  21. Change of Name • 2009 - Gap in the market identified • Extended jurisdiction • Non-bank credit disputes • Name changed to Credit Ombud

  22. Responsibilities of Credit Ombud • Resolve credit bureaux related disputes • Consumer education and awareness • Afford consumers opportunity to redress • Disputes are logged: • Via internet, telephonically, by fax or in person • To promote responsible credit information reporting (credit bureaux and subscribers)

  23. Credit Ombud Jurisdiction • Credit Information Department • Inaccurate or incorrect credit information; • Insufficient or incomplete credit information; • Out-dated credit information • No fault default • Prescribed debt • Double listing • Identity fraud • Service disputes

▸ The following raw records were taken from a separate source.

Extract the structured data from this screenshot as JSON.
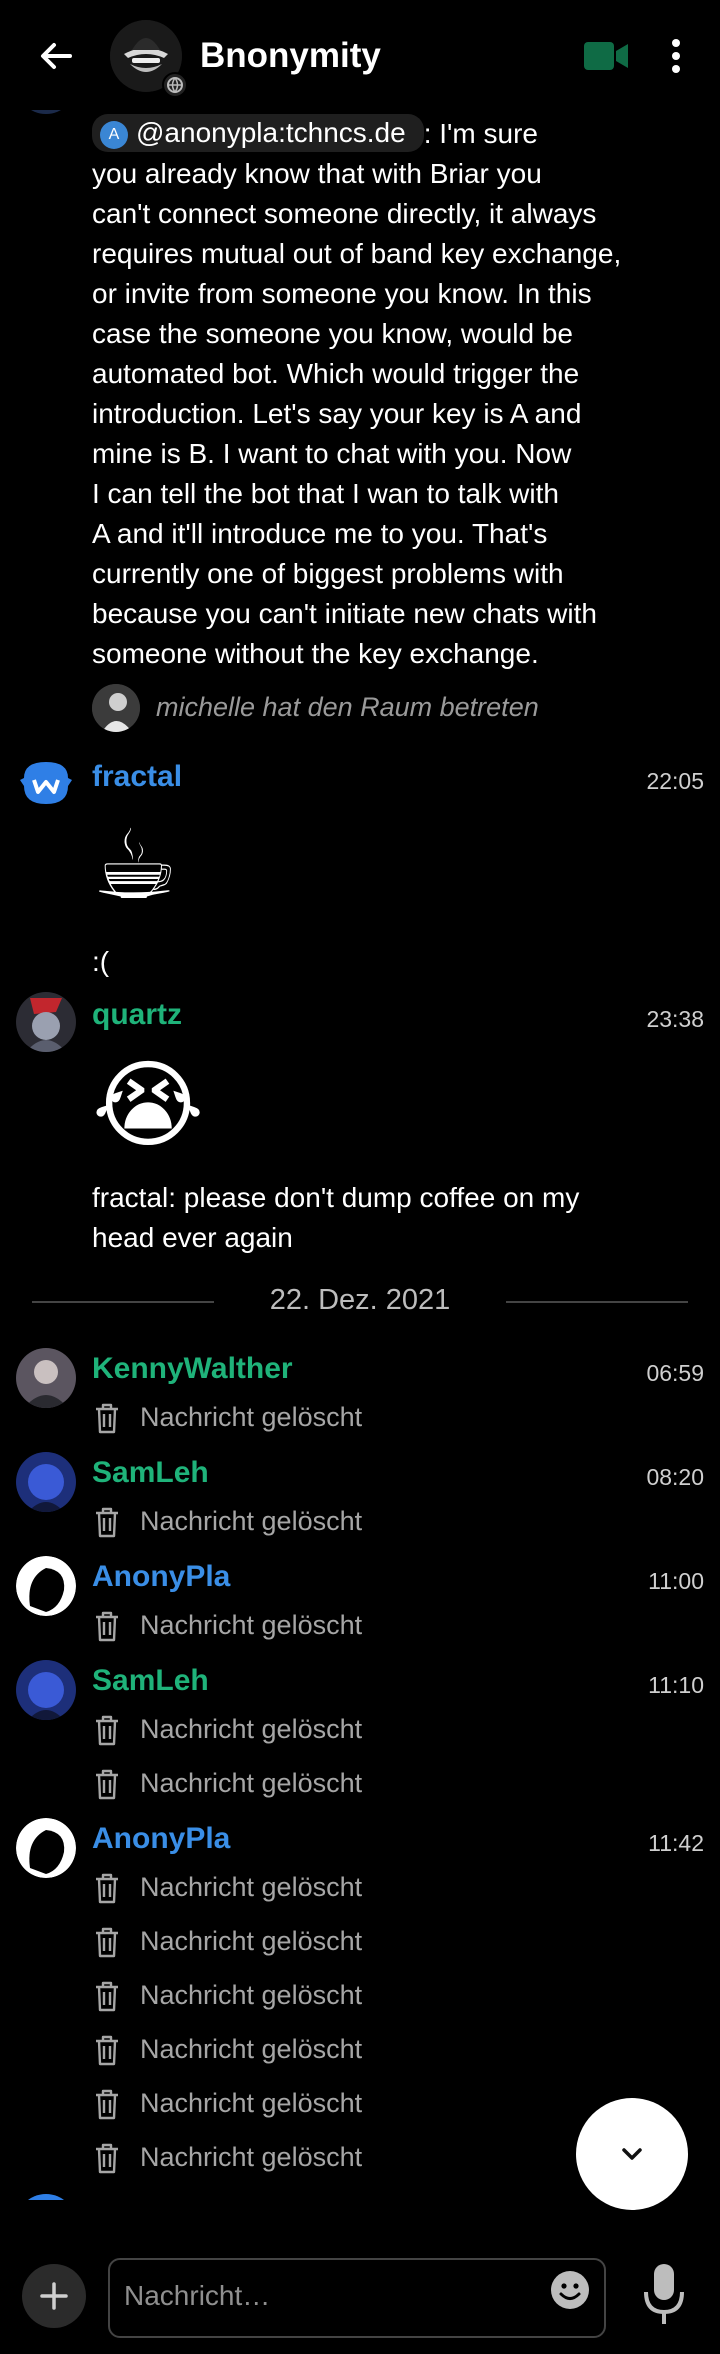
{
  "header": {
    "title": "Bnonymity"
  },
  "first_message": {
    "mention": "@anonypla:tchncs.de",
    "mention_badge": "A",
    "lines": [
      ": I'm sure",
      "you already know that with Briar you",
      "can't connect someone directly, it always",
      "requires mutual out of band key exchange,",
      "or invite from someone you know. In this",
      "case the someone you know, would be",
      "automated bot. Which would trigger the",
      "introduction. Let's say your key is A and",
      "mine is B. I want to chat with you. Now",
      "I can tell the bot that I wan to talk with",
      "A and it'll introduce me to you. That's",
      "currently one of biggest problems with",
      "because you can't initiate new chats with",
      "someone without the key exchange."
    ]
  },
  "state_event": {
    "text": "michelle hat den Raum betreten"
  },
  "messages": [
    {
      "sender": "fractal",
      "time": "22:05",
      "emoji": "☕",
      "text": ":("
    },
    {
      "sender": "quartz",
      "time": "23:38",
      "emoji": "😭",
      "text_lines": [
        "fractal: please don't dump coffee on my",
        "head ever again"
      ]
    }
  ],
  "date_divider": "22. Dez. 2021",
  "deleted_groups": [
    {
      "sender": "KennyWalther",
      "time": "06:59",
      "count": 1
    },
    {
      "sender": "SamLeh",
      "time": "08:20",
      "count": 1
    },
    {
      "sender": "AnonyPla",
      "time": "11:00",
      "count": 1
    },
    {
      "sender": "SamLeh",
      "time": "11:10",
      "count": 2
    },
    {
      "sender": "AnonyPla",
      "time": "11:42",
      "count": 6
    }
  ],
  "deleted_label": "Nachricht gelöscht",
  "composer": {
    "placeholder": "Nachricht…"
  },
  "colors": {
    "green_sender": "#1fb37a",
    "blue_sender": "#3a8ee6",
    "video_icon": "#0f6b45"
  },
  "icons": {
    "back": "arrow-left-icon",
    "video": "video-camera-icon",
    "more": "more-vertical-icon",
    "trash": "trash-icon",
    "scroll_down": "chevron-down-icon",
    "add": "plus-icon",
    "emoji": "emoji-icon",
    "mic": "microphone-icon"
  }
}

  24. Credit Ombud Jurisdiction • Non-bank Credit Department • (a) Where the member breached any relevant laws or regulations • (b) Breached an applicable code of practice or code of conduct provided for by relevant legislation, regulations or by-laws • (c) Not met standards of good practice • (d) Acted unfairly and/or unconscionable towards a complainant

  25. Key Figures • Complaints and enquiries received • Calls received by the Credit Ombud call centre • Disputes opened by the Credit Ombud • Disputes close d by the Credit Ombud • Average days to resolve a dispute • Percentage of disputes resolve d in favour of consumers • Amount recovered for complainants

  26. Key Figures • Media Equivalent Advertising Value • Workshops • Cost per dispute • Total expenses for the year

  27. Method Used To Achieve Goals • Effective disputes resolution processes • Paperless complaint system • All in writing / record • Values • Fairness, independence, honesty • Manner of finalization • Facilitation, recommendation, mediation and ruling • Our decision is binding on members, but not on consumers

  28. Methods Used To Achieve Our Goals • Consumer education and awareness • Workshops • Electronic and print media • Credit bureaux • Credit / service providers • Referrals

  29. Dispute Process

  30. Funding Model • Funding • Office funded by credit industry • Non profit • Free to consumers

  31. Advantages of ADR • Advantages of ADR • Cost saving • Speed • Efficiency • flexibility • Informal

  32. Challenges • Credit Industry • Identity theft • Protection of personal information • Credit or service providers • Bad debts due to fraud • Unsecured lending

  33. Challenges • Credit Ombud • Lack of responses from service/credit providers • Delayed responses from service / credit providers • Third parties who are charging consumers for our free services • Awareness • Lack of branches

  34. Current Public Perception • Although credit information rating by the World bank was good, there is still a negative perception about credit bureaux • Negative credit information is still being viewed as hampering the growth of our economy • The above may be due to insufficient consumer awareness and education about the credit bureaux

  35. Conclusion and Recommendations • Apart from the challenges and Co experience ADR is effective in resolving credit bureau and credit related disputes • What is required for effective ADR process: • Communication

  36. Conclusion and Recommendations • Consultation with the relevant stakeholders • Get buy in • Clear dispute process • Effective case management procedures and timelines • Clear policies • Staff (legal and credit background, analytical skills) • Ongoing consumer awareness and education!

  37. Thank you!